Report each line of the data that has "JSON" somewhere in it.

------------------------------

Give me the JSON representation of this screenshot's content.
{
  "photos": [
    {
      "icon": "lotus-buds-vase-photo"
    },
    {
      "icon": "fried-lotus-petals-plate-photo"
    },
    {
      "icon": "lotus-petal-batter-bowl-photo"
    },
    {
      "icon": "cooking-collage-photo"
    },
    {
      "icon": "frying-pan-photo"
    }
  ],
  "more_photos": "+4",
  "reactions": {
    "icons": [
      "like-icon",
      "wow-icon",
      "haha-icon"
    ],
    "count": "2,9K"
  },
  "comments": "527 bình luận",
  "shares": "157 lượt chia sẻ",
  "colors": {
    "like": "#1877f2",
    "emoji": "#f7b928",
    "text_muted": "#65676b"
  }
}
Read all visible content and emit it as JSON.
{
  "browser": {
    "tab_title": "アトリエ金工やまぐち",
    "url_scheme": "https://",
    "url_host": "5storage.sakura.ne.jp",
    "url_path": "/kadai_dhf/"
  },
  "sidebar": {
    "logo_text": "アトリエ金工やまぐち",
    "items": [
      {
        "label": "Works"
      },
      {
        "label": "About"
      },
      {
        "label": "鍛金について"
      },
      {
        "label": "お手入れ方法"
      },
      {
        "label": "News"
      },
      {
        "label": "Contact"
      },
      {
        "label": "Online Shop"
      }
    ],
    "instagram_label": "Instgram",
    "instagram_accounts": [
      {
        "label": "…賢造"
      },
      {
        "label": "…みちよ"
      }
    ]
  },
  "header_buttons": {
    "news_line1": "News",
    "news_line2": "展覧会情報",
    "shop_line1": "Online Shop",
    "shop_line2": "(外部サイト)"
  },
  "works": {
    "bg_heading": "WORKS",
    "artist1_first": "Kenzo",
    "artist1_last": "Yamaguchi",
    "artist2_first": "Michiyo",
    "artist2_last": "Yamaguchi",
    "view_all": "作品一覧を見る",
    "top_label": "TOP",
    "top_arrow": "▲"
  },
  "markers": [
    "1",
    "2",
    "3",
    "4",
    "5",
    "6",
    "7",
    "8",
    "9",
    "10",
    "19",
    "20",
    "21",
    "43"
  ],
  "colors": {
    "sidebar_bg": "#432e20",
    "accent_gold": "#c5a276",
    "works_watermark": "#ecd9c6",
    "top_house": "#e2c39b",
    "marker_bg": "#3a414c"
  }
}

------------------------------

* _Your response_
Give me the JSON representation of this screenshot's content.
Read all visible content and emit it as JSON.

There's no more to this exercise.